Proteins must be folded correctly to fulfill their molecular functions in cells. Molecular assistants called chaperones help proteins exploit their inbuilt folding potential and reach the correct three-dimensional structure. Researchers at the Max Planck Institute of Biochemistry (MPIB) have demonstrated that actin, the most abundant protein in higher developed cells, does not have the inbuilt potential to fold and instead requires special assistance to fold into its active state. The chaperone TRiC uses a previously undescribed mechanism to perform actin folding. The study was recently published in the journal Cell.

Actin is the most abundant protein in highly developed cells and has diverse functions in processes like cell stabilization, cell division and muscle...

All Focus news of the innovation-report >>>

Anzeige

Anzeige

VideoLinks
Industry & Economy
Event News

LaserForum 2018 deals with 3D production of components

17.08.2018 | Event News

Within reach of the Universe

08.08.2018 | Event News

A journey through the history of microscopy – new exhibition opens at the MDC

27.07.2018 | Event News

 
Latest News

Smallest transistor worldwide switches current with a single atom in solid electrolyte

17.08.2018 | Physics and Astronomy

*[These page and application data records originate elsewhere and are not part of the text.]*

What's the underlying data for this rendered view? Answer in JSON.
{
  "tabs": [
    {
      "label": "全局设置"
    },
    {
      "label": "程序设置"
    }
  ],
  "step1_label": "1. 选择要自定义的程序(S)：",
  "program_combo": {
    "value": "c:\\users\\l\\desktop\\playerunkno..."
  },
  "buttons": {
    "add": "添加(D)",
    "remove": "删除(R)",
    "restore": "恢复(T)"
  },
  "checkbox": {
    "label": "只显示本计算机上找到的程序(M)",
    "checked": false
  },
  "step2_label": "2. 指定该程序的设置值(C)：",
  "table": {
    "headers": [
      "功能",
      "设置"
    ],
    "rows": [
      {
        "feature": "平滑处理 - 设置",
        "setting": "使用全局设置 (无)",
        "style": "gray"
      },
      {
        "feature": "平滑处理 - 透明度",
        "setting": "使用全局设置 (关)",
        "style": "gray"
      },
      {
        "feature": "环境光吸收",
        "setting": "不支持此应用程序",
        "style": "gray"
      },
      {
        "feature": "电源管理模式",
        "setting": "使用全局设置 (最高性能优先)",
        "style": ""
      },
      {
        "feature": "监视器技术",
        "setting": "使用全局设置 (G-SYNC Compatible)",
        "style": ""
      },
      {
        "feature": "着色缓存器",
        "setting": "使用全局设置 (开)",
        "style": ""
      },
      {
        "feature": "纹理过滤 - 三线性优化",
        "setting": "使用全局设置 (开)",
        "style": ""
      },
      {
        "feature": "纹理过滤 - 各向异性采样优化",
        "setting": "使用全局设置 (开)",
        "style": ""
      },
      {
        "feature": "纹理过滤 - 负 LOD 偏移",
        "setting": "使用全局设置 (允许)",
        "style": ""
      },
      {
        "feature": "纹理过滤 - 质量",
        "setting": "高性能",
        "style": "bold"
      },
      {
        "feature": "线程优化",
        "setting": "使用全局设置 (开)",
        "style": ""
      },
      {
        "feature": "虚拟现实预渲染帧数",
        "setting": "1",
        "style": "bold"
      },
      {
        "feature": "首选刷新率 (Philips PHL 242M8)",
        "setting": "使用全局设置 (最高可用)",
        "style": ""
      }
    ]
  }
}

Robots as Tools and Partners in Rehabilitation

17.08.2018 | Information Technology

Climate Impact Research in Hannover: Small Plants against Large Waves

17.08.2018 | Life Sciences

VideoLinks
Science & Research
Overview of more VideoLinks >>>